Non-indigenous aquatic nuisance plants, such as purple loosestrife, Eurasian water milfoil and hydrilla quickly establish themselves, replacing native plants.
Environmental and economic problems caused by the dense growth of these weeds include impairment of water-based recreation, navigation, flood control, water quality and fish and wildlife habitat.
Boaters should be conscientious when pulling their boats from recreational waters. You should inspect the boat and trailer, while still in the ramp area, and remove any suspected ANS and mud to eliminate the spread to other waters that may be visited.
Please consult with your state marine patrol and local marinas to identify non-indigenous species in your area. For more information on Impacts of Aquatic Non-indigenous Species, visit http://www.protectyourwaters.net/impacts.php
A couple of days ago we posted an article titled Top Ten Recreational Boating Tips. While the tips ALWAYS apply to promoting safe boating, parts of the statistics in the article were based on the latest available 2009 statistics from the USCG. It is my hope that the many of you who have been reading this blog for the past couple of years have heeded some of our advice in promoting boating safety by following safe boating practices. Could my hope have come true?
The U.S. Coast Guard announced last Wednesday, after I had published the above referenced article, its official 2010 recreational boating statistics and noted that total fatalities fell to a record low of 672.
The 2010 record is four fatalities less than the previous low in 2004, and is 26 deaths lower than the average number for the past 10 years. While the drop in fatalities is a positive sign, the Coast Guard cautions that the number still represents nearly two deaths per day and remains resolute in its commitment to preventing boating fatalities.

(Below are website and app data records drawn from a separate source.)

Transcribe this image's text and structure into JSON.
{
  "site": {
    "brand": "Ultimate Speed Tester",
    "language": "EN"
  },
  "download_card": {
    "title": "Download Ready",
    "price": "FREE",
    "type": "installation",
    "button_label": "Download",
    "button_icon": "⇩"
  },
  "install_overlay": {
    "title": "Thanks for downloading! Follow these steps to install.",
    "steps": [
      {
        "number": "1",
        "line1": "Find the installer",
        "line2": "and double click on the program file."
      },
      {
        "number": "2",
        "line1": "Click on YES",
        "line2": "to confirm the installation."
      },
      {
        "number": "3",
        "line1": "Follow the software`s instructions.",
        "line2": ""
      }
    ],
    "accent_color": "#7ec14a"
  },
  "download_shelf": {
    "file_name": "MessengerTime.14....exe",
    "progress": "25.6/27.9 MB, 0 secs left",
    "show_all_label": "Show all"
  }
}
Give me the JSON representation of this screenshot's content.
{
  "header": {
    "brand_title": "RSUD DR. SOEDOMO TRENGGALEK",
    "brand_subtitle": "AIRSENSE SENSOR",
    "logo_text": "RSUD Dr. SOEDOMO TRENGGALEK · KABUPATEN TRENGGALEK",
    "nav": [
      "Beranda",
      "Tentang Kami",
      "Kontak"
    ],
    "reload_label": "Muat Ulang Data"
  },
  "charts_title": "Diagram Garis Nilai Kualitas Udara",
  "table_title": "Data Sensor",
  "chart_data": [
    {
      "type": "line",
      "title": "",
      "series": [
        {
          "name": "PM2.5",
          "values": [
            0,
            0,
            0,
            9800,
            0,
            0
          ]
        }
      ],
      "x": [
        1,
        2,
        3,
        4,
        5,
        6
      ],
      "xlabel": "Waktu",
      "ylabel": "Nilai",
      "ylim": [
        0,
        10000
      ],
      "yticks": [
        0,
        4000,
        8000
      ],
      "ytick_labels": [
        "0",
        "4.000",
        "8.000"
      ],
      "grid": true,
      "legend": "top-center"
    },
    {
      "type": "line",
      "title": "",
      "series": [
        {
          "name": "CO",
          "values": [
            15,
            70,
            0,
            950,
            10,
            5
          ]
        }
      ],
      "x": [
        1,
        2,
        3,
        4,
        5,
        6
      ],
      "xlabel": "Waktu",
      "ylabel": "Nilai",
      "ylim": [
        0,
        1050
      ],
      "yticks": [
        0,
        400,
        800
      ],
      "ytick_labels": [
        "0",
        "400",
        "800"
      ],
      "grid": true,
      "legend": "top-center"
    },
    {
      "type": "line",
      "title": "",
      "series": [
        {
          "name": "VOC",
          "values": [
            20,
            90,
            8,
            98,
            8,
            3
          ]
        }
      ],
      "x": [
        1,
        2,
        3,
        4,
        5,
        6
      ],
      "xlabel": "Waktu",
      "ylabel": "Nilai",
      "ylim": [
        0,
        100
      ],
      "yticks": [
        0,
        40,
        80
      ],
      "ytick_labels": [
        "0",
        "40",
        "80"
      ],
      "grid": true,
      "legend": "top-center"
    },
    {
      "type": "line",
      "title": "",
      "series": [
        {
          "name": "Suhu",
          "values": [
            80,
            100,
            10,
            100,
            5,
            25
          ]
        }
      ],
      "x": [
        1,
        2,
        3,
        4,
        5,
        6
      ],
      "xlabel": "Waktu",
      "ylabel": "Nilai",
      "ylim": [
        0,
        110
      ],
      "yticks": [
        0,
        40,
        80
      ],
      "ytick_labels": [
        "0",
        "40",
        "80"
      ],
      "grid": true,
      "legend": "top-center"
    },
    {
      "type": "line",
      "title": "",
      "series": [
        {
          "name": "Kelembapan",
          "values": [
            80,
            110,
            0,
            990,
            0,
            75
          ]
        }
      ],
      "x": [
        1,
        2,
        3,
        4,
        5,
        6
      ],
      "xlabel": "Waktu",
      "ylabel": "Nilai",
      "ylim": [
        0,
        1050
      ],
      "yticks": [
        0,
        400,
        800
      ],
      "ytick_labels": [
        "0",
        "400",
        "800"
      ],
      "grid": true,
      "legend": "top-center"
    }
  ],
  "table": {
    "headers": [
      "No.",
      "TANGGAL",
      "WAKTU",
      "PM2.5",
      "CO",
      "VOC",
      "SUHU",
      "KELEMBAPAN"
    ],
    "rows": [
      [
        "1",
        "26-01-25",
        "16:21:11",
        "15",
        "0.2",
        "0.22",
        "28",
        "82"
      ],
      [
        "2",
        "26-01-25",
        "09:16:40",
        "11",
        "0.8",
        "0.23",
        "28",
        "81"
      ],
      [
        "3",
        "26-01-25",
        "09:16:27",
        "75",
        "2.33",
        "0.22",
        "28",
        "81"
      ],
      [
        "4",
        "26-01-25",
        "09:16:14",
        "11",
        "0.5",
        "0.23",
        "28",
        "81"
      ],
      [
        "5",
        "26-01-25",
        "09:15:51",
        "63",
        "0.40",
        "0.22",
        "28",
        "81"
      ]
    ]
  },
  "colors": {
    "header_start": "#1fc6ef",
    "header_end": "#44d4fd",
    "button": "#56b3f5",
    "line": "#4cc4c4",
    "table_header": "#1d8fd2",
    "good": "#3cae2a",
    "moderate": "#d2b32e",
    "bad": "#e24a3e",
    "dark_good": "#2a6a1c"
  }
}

“We’re glad to see the numbers decline,” said Rear Adm. Kevin Cook, director of Prevention Policy for the U.S. Coast Guard. “I am optimistic that the number of deaths and injuries can continue to be reduced further because of the strong commitment to safe boating from our partners in the states, non-government advocacy groups, and the boating industry.”
Total reported accidents were 4,604 in 2010, down from 4,730 in 2009, while injuries totaled 3,153, down from 3,358. Property damage was estimated at $35 million.
The top five primary contributing factors in accidents continue to be:
- operator inattention,
- improper lookout,
- operator inexperience,
- excessive speed,
- and alcohol use.
Alcohol use was the leading contributing factor in fatal boating accidents, and it was listed as the leading factor in 19% of the deaths.
Statistics indicate a clear link between safety and boating education in that boaters who have taken a boating safety course are less likely to be involved in an accident. In addition, almost three-quarters of all fatal boating accident victims drowned; and of those, roughly 90 percent were reported as NOT wearing a life jacket.
“Tragically, so many of these deaths are needless and could have been prevented had boaters taken some simple steps such as taking a boating safety course, not drinking and boating, and always wearing a life jacket,” said Cook.
To view all the 2010 recreational boating safety statistics, go to http://www.uscgboating.org/statistics/accident_statistics.aspx.
For more information on boating responsibly and to complete a boating safety course, go to http://www.boatsafe.com.
To review the Top Ten Boating Tips, go to: